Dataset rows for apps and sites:
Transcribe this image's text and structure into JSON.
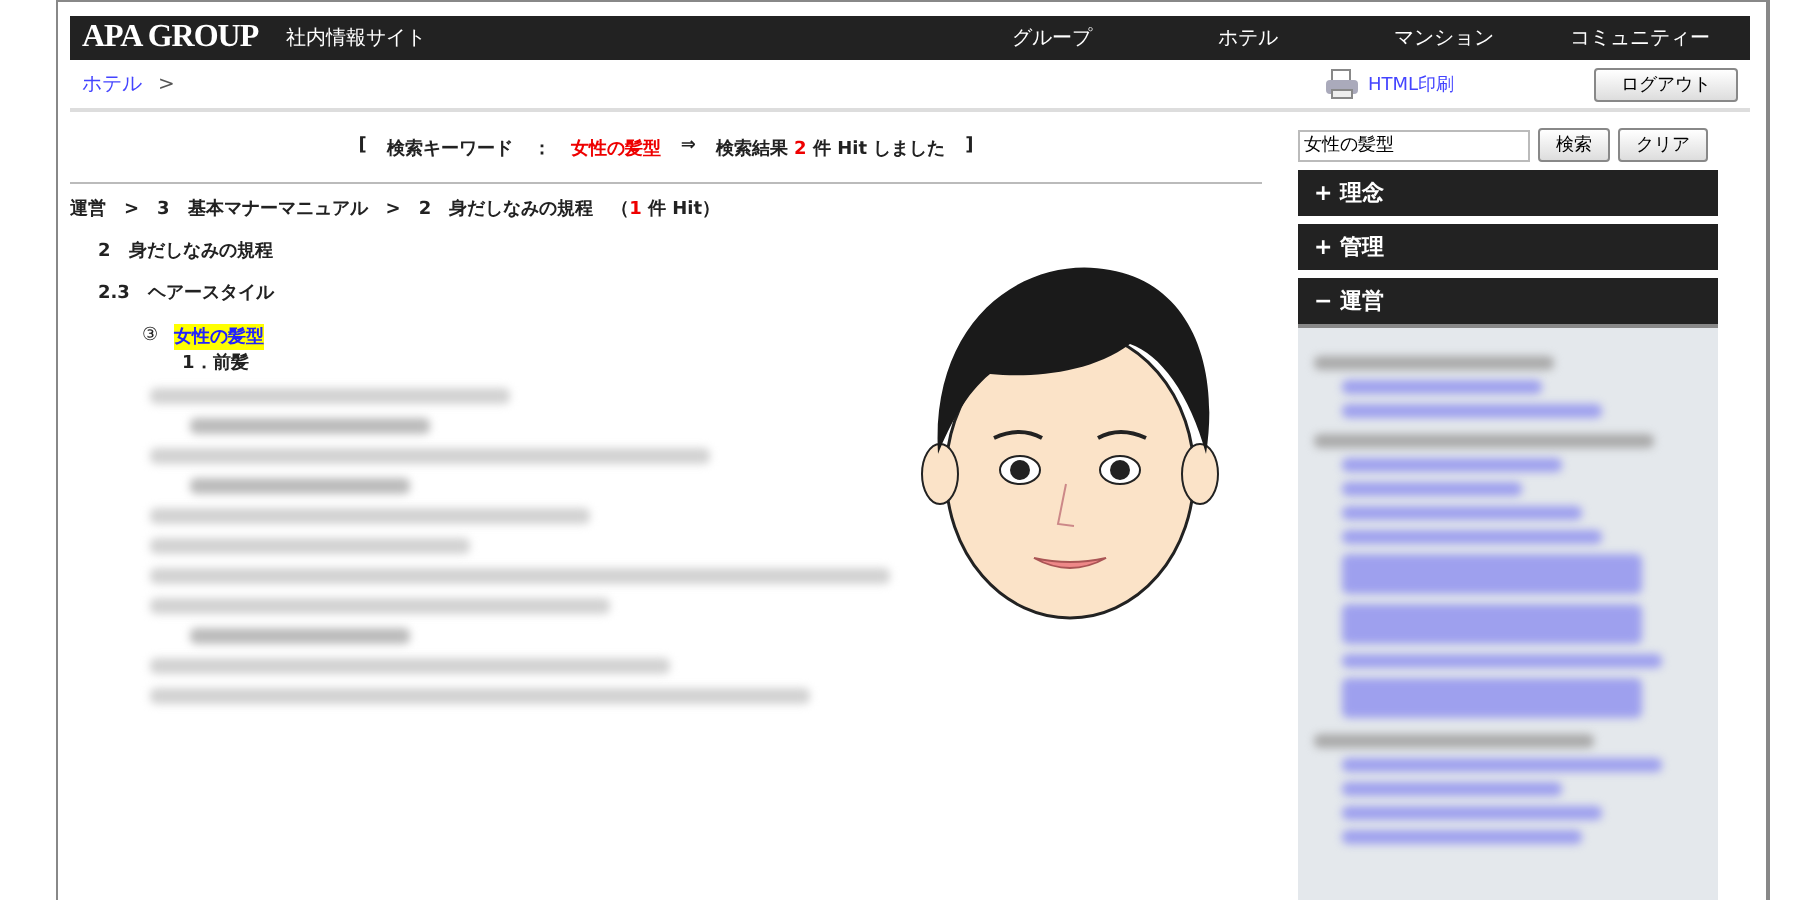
{
  "header": {
    "logo": "APA GROUP",
    "site_title": "社内情報サイト",
    "nav": [
      "グループ",
      "ホテル",
      "マンション",
      "コミュニティー"
    ]
  },
  "subbar": {
    "breadcrumb": "ホテル",
    "separator": ">",
    "print_link": "HTML印刷",
    "logout_button": "ログアウト"
  },
  "search_summary": {
    "open": "[",
    "label": "検索キーワード",
    "colon": "：",
    "keyword": "女性の髪型",
    "arrow": "⇒",
    "result_prefix": "検索結果",
    "count": "2",
    "result_suffix": "件 Hit しました",
    "close": "]"
  },
  "result_path": "運営　>　3　基本マナーマニュアル　>　2　身だしなみの規程　（**1** 件 Hit）",
  "section": "2　身だしなみの規程",
  "subsection": "2.3　ヘアースタイル",
  "hit": {
    "marker": "③",
    "title": "女性の髪型",
    "first_heading": "1．前髪"
  },
  "blurred_lines": [
    {
      "kind": "body"
    },
    {
      "kind": "heading"
    },
    {
      "kind": "body"
    },
    {
      "kind": "heading"
    },
    {
      "kind": "body"
    },
    {
      "kind": "body"
    },
    {
      "kind": "body"
    },
    {
      "kind": "body"
    },
    {
      "kind": "heading"
    },
    {
      "kind": "body"
    },
    {
      "kind": "body"
    }
  ],
  "sidebar": {
    "search_value": "女性の髪型",
    "search_button": "検索",
    "clear_button": "クリア",
    "categories": [
      {
        "label": "理念",
        "expanded": false,
        "marker": "+"
      },
      {
        "label": "管理",
        "expanded": false,
        "marker": "+"
      },
      {
        "label": "運営",
        "expanded": true,
        "marker": "−"
      }
    ],
    "blurred_entries": [
      {
        "kind": "group"
      },
      {
        "kind": "link"
      },
      {
        "kind": "link"
      },
      {
        "kind": "group"
      },
      {
        "kind": "link"
      },
      {
        "kind": "link"
      },
      {
        "kind": "link"
      },
      {
        "kind": "link"
      },
      {
        "kind": "link2"
      },
      {
        "kind": "link2"
      },
      {
        "kind": "link"
      },
      {
        "kind": "link2"
      },
      {
        "kind": "group"
      },
      {
        "kind": "link"
      },
      {
        "kind": "link"
      },
      {
        "kind": "link"
      },
      {
        "kind": "link"
      }
    ]
  }
}
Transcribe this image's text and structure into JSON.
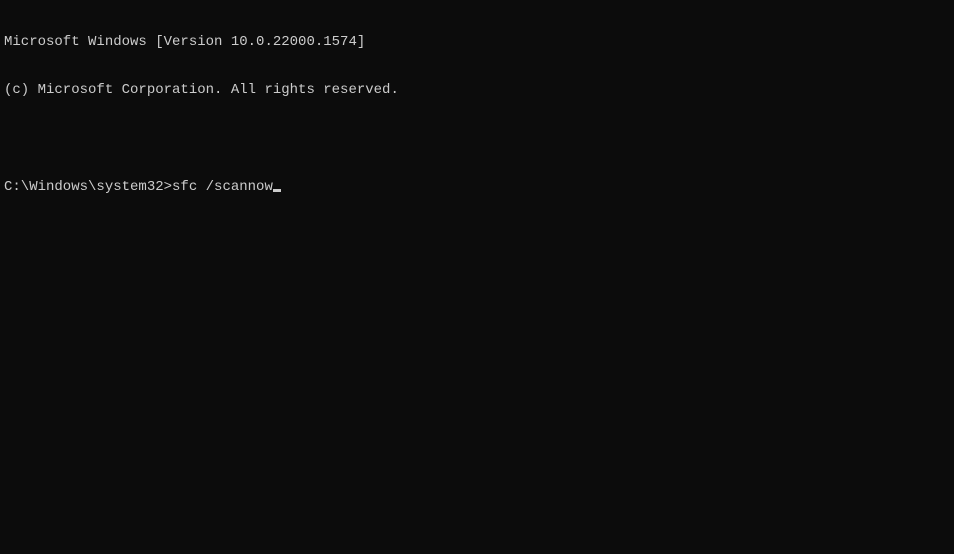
{
  "header": {
    "version_line": "Microsoft Windows [Version 10.0.22000.1574]",
    "copyright_line": "(c) Microsoft Corporation. All rights reserved."
  },
  "prompt": {
    "path": "C:\\Windows\\system32>",
    "command": "sfc /scannow"
  }
}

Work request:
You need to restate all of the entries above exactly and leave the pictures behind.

Solution below:
Transcribe this image's text and structure into JSON.
{
  "header": {
    "logo": "APA GROUP",
    "site_title": "社内情報サイト",
    "nav": [
      "グループ",
      "ホテル",
      "マンション",
      "コミュニティー"
    ]
  },
  "subbar": {
    "breadcrumb": "ホテル",
    "separator": ">",
    "print_link": "HTML印刷",
    "logout_button": "ログアウト"
  },
  "search_summary": {
    "open": "[",
    "label": "検索キーワード",
    "colon": "：",
    "keyword": "女性の髪型",
    "arrow": "⇒",
    "result_prefix": "検索結果",
    "count": "2",
    "result_suffix": "件 Hit しました",
    "close": "]"
  },
  "result_path": "運営　>　3　基本マナーマニュアル　>　2　身だしなみの規程　（**1** 件 Hit）",
  "section": "2　身だしなみの規程",
  "subsection": "2.3　ヘアースタイル",
  "hit": {
    "marker": "③",
    "title": "女性の髪型",
    "first_heading": "1．前髪"
  },
  "blurred_lines": [
    {
      "kind": "body"
    },
    {
      "kind": "heading"
    },
    {
      "kind": "body"
    },
    {
      "kind": "heading"
    },
    {
      "kind": "body"
    },
    {
      "kind": "body"
    },
    {
      "kind": "body"
    },
    {
      "kind": "body"
    },
    {
      "kind": "heading"
    },
    {
      "kind": "body"
    },
    {
      "kind": "body"
    }
  ],
  "sidebar": {
    "search_value": "女性の髪型",
    "search_button": "検索",
    "clear_button": "クリア",
    "categories": [
      {
        "label": "理念",
        "expanded": false,
        "marker": "+"
      },
      {
        "label": "管理",
        "expanded": false,
        "marker": "+"
      },
      {
        "label": "運営",
        "expanded": true,
        "marker": "−"
      }
    ],
    "blurred_entries": [
      {
        "kind": "group"
      },
      {
        "kind": "link"
      },
      {
        "kind": "link"
      },
      {
        "kind": "group"
      },
      {
        "kind": "link"
      },
      {
        "kind": "link"
      },
      {
        "kind": "link"
      },
      {
        "kind": "link"
      },
      {
        "kind": "link2"
      },
      {
        "kind": "link2"
      },
      {
        "kind": "link"
      },
      {
        "kind": "link2"
      },
      {
        "kind": "group"
      },
      {
        "kind": "link"
      },
      {
        "kind": "link"
      },
      {
        "kind": "link"
      },
      {
        "kind": "link"
      }
    ]
  }
}
Transcribe this image's text and structure into JSON.
{
  "header": {
    "version_line": "Microsoft Windows [Version 10.0.22000.1574]",
    "copyright_line": "(c) Microsoft Corporation. All rights reserved."
  },
  "prompt": {
    "path": "C:\\Windows\\system32>",
    "command": "sfc /scannow"
  }
}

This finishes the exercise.